Prompt – Please copy each line below that contains the string "value".

Supplied records –

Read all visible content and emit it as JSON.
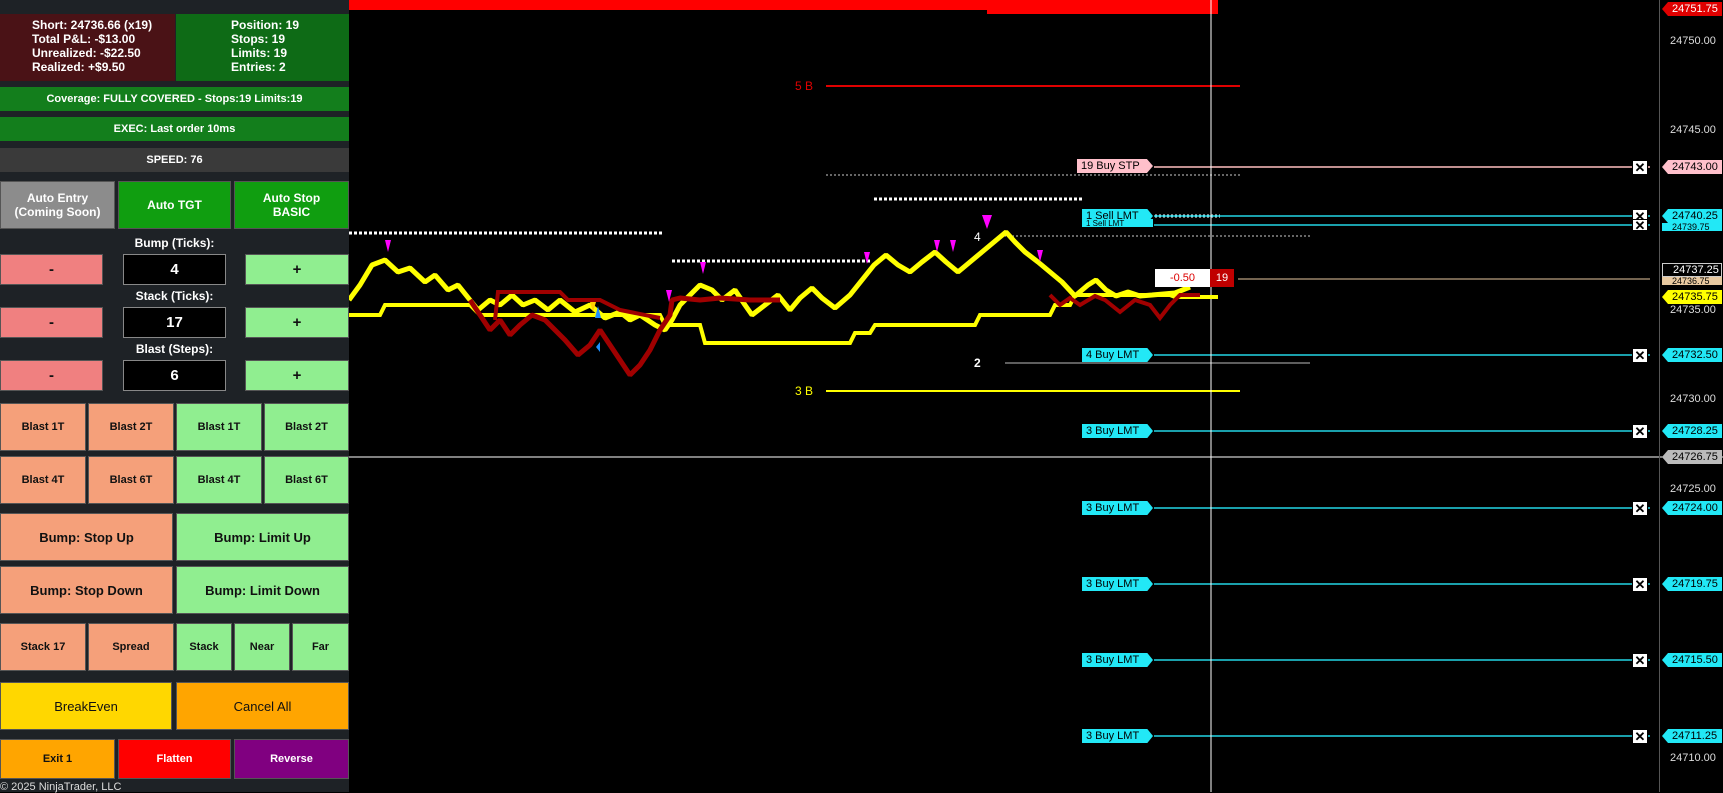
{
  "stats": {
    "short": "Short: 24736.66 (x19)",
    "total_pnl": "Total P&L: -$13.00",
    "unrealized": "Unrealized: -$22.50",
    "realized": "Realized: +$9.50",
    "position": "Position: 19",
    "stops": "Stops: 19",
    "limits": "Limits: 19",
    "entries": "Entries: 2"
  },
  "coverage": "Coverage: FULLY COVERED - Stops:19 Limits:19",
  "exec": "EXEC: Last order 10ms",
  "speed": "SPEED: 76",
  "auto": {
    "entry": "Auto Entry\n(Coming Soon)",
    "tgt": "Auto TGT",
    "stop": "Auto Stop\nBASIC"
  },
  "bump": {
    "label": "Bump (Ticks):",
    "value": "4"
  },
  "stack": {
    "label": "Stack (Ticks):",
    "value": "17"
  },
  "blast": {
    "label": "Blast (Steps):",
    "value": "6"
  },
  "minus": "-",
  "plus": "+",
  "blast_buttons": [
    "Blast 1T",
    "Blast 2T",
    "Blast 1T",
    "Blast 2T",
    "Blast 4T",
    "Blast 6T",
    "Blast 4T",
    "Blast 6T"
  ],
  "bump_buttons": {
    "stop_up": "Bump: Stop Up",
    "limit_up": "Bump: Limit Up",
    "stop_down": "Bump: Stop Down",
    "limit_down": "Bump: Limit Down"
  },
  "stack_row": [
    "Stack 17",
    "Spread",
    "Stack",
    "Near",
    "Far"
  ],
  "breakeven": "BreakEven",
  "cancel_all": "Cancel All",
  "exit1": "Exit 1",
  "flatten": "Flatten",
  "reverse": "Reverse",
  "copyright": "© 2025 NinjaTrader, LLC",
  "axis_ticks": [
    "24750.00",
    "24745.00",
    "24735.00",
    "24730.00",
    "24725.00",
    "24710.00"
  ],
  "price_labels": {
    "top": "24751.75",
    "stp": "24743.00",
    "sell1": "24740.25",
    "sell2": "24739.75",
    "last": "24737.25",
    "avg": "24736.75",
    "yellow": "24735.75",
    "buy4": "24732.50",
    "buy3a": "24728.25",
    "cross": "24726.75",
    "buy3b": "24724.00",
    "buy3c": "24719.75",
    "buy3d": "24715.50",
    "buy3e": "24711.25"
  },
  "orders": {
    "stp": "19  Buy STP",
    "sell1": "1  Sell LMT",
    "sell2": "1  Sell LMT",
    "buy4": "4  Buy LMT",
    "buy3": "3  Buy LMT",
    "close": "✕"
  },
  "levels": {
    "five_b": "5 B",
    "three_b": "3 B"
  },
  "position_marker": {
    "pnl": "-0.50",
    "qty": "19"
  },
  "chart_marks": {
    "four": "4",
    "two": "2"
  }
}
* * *
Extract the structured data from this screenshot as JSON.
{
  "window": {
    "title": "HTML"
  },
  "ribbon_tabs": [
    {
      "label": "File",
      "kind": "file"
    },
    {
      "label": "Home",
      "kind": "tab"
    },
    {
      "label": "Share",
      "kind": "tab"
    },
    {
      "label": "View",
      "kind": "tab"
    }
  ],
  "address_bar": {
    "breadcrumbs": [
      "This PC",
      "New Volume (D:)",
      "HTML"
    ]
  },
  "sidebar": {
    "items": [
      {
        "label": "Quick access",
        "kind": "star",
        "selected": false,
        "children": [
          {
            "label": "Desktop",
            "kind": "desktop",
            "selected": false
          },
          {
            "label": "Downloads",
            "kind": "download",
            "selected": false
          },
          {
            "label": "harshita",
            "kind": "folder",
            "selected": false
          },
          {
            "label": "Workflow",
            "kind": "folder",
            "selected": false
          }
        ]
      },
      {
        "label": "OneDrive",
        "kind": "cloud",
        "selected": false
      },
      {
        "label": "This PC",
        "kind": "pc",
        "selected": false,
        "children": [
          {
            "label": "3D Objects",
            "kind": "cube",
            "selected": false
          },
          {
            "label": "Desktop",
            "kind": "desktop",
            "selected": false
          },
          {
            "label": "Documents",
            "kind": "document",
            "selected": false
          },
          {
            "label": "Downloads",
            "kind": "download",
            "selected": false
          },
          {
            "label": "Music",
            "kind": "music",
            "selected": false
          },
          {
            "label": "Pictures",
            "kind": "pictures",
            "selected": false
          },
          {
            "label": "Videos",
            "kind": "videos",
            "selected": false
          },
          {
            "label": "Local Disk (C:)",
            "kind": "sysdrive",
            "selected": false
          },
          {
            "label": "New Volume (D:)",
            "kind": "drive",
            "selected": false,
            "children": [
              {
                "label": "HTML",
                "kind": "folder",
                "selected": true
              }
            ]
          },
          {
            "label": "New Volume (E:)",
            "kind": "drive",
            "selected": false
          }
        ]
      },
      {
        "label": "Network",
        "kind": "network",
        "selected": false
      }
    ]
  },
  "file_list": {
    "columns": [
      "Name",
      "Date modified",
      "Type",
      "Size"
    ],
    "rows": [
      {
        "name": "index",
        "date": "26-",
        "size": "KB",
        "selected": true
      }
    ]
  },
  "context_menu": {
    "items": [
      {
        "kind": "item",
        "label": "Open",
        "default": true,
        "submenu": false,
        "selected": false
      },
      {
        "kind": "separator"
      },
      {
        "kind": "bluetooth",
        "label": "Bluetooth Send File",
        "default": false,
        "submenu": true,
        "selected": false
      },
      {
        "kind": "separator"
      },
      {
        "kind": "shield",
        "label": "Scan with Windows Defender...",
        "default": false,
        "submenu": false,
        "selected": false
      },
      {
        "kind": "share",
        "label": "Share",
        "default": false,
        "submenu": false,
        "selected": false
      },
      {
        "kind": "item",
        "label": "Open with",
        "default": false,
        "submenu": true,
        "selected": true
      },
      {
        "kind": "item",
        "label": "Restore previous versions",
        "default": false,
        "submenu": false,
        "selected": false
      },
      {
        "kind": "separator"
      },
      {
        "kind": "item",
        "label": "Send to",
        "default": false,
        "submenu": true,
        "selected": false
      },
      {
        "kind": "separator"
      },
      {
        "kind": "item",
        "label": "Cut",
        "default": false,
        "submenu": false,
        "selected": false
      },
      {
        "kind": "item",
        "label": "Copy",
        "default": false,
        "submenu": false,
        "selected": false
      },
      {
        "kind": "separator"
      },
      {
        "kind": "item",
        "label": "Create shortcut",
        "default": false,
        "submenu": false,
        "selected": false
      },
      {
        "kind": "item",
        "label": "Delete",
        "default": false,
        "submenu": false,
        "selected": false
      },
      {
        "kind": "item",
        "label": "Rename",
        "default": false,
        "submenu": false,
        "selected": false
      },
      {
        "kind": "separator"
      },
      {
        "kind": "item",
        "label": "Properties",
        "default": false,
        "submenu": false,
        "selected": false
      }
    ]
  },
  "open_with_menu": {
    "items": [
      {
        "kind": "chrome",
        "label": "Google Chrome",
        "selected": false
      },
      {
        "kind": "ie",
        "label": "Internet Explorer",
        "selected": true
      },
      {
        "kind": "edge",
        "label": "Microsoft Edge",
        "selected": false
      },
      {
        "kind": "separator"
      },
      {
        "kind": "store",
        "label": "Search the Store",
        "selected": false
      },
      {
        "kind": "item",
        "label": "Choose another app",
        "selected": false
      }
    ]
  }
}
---
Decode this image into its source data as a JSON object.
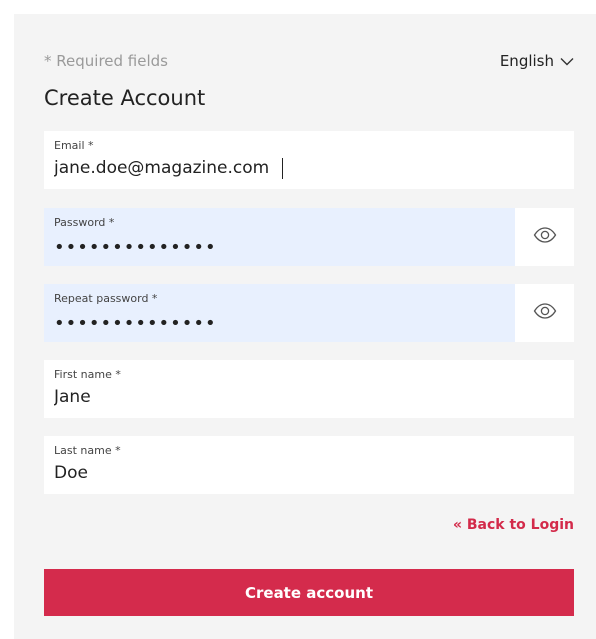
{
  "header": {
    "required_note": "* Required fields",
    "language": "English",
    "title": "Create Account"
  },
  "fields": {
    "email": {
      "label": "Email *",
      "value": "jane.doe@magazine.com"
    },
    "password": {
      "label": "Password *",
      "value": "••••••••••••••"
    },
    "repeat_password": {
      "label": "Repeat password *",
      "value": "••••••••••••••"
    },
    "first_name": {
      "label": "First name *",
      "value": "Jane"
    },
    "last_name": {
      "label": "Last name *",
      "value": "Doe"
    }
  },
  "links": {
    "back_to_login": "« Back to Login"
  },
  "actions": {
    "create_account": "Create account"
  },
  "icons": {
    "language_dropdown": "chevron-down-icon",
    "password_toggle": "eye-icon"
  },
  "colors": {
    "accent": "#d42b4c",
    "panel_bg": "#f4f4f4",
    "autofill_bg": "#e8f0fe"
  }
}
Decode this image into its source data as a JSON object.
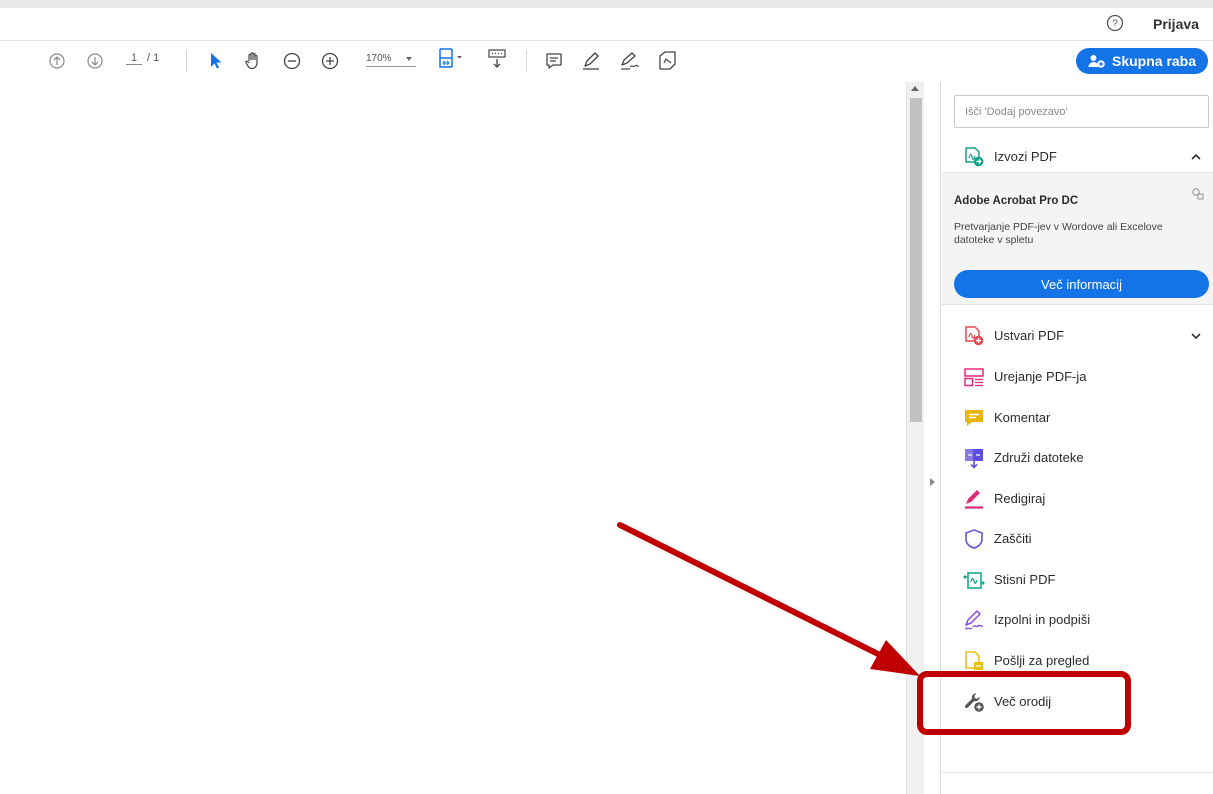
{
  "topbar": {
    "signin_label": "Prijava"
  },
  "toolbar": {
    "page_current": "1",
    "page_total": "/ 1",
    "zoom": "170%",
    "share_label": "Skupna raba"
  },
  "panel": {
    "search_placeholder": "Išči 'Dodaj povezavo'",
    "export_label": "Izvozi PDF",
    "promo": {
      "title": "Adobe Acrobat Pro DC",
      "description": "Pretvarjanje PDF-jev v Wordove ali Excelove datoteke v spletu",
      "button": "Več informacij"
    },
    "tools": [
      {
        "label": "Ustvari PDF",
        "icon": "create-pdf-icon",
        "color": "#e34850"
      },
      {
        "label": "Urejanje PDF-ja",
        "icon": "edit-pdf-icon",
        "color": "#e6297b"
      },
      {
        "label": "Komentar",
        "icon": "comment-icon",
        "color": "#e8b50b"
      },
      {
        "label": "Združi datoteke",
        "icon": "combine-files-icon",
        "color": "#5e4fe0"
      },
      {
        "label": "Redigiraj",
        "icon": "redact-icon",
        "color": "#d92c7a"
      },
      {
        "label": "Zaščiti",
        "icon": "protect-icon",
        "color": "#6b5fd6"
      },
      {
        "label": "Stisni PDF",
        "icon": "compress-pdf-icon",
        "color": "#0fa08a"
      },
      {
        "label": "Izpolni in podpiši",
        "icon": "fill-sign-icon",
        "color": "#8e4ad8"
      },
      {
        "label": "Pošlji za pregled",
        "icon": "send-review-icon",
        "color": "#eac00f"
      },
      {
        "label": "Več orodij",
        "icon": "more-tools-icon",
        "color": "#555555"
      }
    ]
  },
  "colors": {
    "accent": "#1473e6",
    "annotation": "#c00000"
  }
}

Written solution –
    "value": "4"
    "value": "17"
    "value": "6"
      "value": "jane.doe@magazine.com"
      "value": "••••••••••••••"
      "value": "••••••••••••••"
      "value": "Jane"
      "value": "Doe"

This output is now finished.